“You don’t want to win pretty,” Smart said. “Especially getting ready for the playoffs and things like that. Games aren’t going to be pretty; there’s going to be some ugly games. The team that’s willing to get down and dirty is the team that’s going to come out of the series.”

NBCSB Breakfast podcast: Maybe next year will be the Celtics' year

NBC Sports Boston Illustration

NBCSB Breakfast podcast: Maybe next year will be the Celtics' year

1:31 - With the results of Kyrie Irving’s second opinion on he knee looming, the Celtic’s season is certainly up in the air. A. Sherrod Blakely, Chris Mannix, Kyle Draper and Gary Tanguay debate how and if Kyrie should be used if he returns.

6:02 - Back in October Michael Felger prematurely said the Bruins season was over. The B’s marketing team featured Felger in an ad for playoff tickets now that the Bruins have clinched the playoffs. Felger, Trenni and Gary react to the commercial and discuss the Bruins playoff chances.

11:47 - The Patriots are making moves! on Tursday the Pats made deals with LaAdrian Waddle, Marquis Flowers and Patrick Chung. Phil Perry, Michael Holley, Troy Brown and Tom Curran discuss how despite these moves, the Patriots should still be in search of a left tackle.

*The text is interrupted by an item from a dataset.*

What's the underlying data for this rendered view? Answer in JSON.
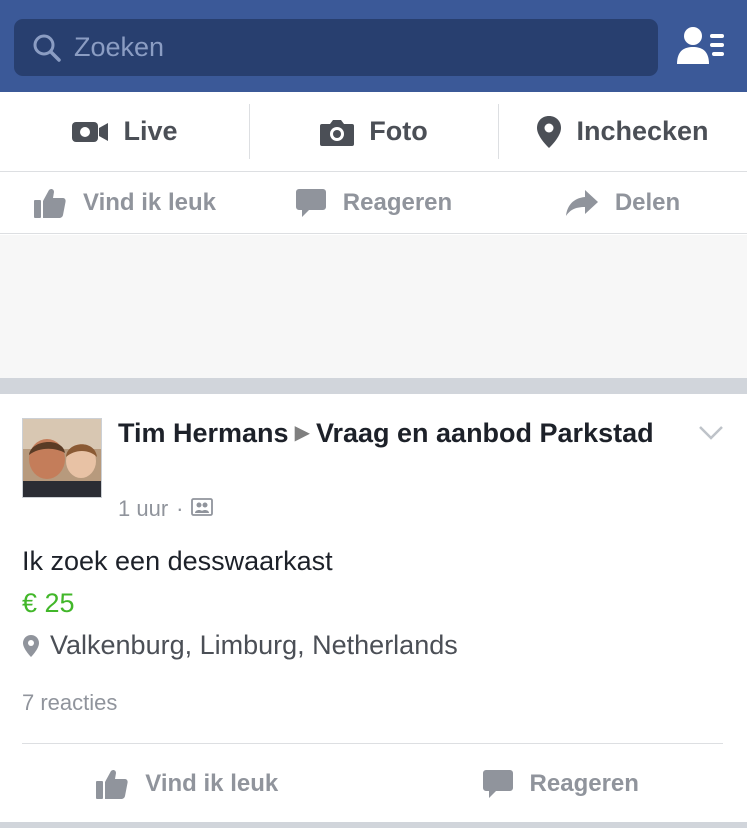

Greg Monroe looking forward to his 2nd taste of playoffs

File Photo

Greg Monroe looking forward to his 2nd taste of playoffs

BOSTON – We live in a world filled with success stories that came about by accident. 

The invention of the microwave oven.

Post-It notes.

The creation of potato chips.

The Boston Celtics’ game-winning play against Oklahoma City earlier this week qualfies; a play in which there were multiple miscues made by the Celtics prior to Marcus Morris’ game-winning shot. 


All these Celtics injuries have made Brad Stevens a mad scientist of sorts with some unusual lineups that may be on display tonight against the guard-centric Portland Trail Blazers. 

In Boston’s 100-99 win over the Thunder on Tuesday, we saw Stevens utilize a lineup with Al Horford and Greg Monroe, in four different stints.

Monroe, who had 17 points off the bench - the most he has scored as a Celtic -  enjoyed playing with Horford.

“Al’s so smart. He’s seen it all in this league,” Monroe told NBC Sports Boston. “He’s an all-star. Very cerebral player, unselfish. So it’s easy playing with him. He can space, drive, make plays. I feel like I can make plays, driving. It’s fun playing with him. I look forward to getting out there with him more.”

Horford had similar praise for playing with Monroe.

“Coach (Brad Stevens) made a great move bringing Greg back in, in the fourth, playing us together,” Horford said. “He made some great plays, passing the ball and just … timely plays. It’s one of those things, the more we play with each other the more comfortable we’ll get. I thought it was very positive.”

Monroe’s role has become significantly more important with the season-ending injury (torn meniscus, left knee) to Daniel Theis. And his ability to play well with various lineups will only improve Boston’s chances of weathering this latest storm of injuries which comes on the eve of the playoffs. 

And while there’s a certain amount of pleasure all players take in being on a playoff-bound team, Monroe understands better than most NBA veterans just how special it is to be headed towards the postseason.

In his eighth season, this will only be Monroe’s second time participating in the playoffs. 

The first time? 

That was last year, with the Milwaukee Bucks. 

“This is what everybody plays for, I hope,” Monroe said. “This is what I play for, to get into the postseason, make a run. It’s the best situation. I’ve been through a lot in my career, this year. I’m grateful. I don’t take anything for granted. I’m going to do whatever I can to help the team.”

And he has done that lately.

Monroe comes into tonight’s game having scored in double figures each of the last four games, a season high for the 6-foot-11 center. 

Having spent most of his NBA career watching instead of participating in the playoffs, Monroe is out to prove that he can in fact be a significant contributor to a team that’s postseason-bound.

“For sure. You have to have a little chip, a little fire, at least in my eyes,” Monroe said. “I’ve never doubted myself. It’s about being between those lines and being the best player I can be. That’s what I’m focused on.”